A fundamental shift in our perception of second-half of life living is currently reshaping our thinking about the maturation, personal effectiveness, worthwhile endeavors, and deep soul meaning of this new more mature stage of life. All of our former assumptions about life’s second half are fading into obsolescence as a new day dawns on what it means to be living optimally. The worn-out search for redundant relaxation in the maturing years is being eclipsed by search for deepened relevancy. We now know that idle busyness is deadly, that endless rest is deforming not transforming, and that play can only be truly enjoyed if it’s balanced by something worthwhile to live for. The goals of working over the lifespan have changed indeed.
Maturing life is no longer viewed as a forced march toward becoming “over the hill” with its baggage of creeping diminishments; no, we’re on a new growth path toward capturing our genuine personhood like we’ve never been able to before, with an accent on gaining new wisdom, finding new arenas for purposeful action, and discovering new personal significance beyond anything experienced previously.
Researchers who study adult development have asserted for some time now that maturing adults want much more than simply surviving as they contemplate the rest of their lives. They want to thrive. This means defining health and happiness away from words like contentment and adjustment, submission and resignation, and toward goals like ‘completive aliveness’ and ‘eagerness of spirit.’ This kind of proactive health demands that we engage in the great life adventure of expressing the soul purpose that’s emerging in us now. While the adventure is lifelong, its pace quickens as we move beyond our former careers and enter into new arenas of growth.

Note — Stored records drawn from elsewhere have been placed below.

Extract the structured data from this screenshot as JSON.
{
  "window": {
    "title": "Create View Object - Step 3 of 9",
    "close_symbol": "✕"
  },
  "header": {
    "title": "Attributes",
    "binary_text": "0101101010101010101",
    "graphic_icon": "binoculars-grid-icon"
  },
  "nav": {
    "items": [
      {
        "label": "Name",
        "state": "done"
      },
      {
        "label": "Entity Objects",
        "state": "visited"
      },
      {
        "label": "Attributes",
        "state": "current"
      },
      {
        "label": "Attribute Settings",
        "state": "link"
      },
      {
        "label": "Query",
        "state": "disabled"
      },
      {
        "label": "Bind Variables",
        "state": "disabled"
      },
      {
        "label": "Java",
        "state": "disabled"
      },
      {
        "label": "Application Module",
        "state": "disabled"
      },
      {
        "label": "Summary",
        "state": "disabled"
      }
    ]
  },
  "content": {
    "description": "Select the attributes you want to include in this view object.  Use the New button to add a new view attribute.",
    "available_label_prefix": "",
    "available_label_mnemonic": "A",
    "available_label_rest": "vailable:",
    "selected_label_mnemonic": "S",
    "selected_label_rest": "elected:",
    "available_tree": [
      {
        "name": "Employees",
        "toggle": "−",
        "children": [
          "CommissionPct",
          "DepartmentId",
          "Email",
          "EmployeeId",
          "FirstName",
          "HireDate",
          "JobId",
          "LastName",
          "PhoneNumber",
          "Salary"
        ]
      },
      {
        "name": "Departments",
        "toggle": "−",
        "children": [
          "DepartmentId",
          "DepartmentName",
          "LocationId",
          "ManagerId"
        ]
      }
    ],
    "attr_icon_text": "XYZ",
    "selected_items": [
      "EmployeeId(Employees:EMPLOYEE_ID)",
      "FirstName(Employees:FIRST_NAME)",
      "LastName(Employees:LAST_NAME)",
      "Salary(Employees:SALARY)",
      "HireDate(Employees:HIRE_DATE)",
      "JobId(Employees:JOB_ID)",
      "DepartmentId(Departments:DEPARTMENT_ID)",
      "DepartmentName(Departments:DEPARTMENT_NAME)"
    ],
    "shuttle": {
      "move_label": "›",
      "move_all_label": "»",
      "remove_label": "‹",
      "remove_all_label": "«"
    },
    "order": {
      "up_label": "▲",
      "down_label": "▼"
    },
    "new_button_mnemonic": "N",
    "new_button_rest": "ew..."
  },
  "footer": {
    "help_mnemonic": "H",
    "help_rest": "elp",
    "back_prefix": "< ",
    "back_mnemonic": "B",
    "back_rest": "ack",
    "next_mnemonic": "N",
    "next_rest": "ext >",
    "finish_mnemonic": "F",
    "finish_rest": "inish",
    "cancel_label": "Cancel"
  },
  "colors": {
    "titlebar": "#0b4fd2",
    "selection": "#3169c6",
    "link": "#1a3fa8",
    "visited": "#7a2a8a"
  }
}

Our former jobs paid the mortgage, put the kids through school, and provided a financial foundation for daily living; indeed some of us are still there. All of this was necessary of course in those former times and stages of life, but for lots of reasons we’re now looking for something more, something that scratches that deep-down itch for achievement of a different sort, something that feeds our very being.
It’s hard to even put these needs into words, but needs they are nonetheless; they’re requirements of our real self that push us, sometimes only softly, and at other times with a roar, but always with a surprising persistence – they don’t want to go away! We can try to push them away, but when and if we do… we always pay a price. These new urges from within, these psychological wellsprings of motivation, urge and beckon us to use our personalities in new ways so we can translate these life urges and desires into a new reality.
This new adventure in living needs power, a vital energy that propels us, feeds us, and stimulates our internal “juices.” We need something to “fire” us. The primary way of accessing this internal power is by identifying a goal, dream, life cause, or “life purpose” that stirs our soul.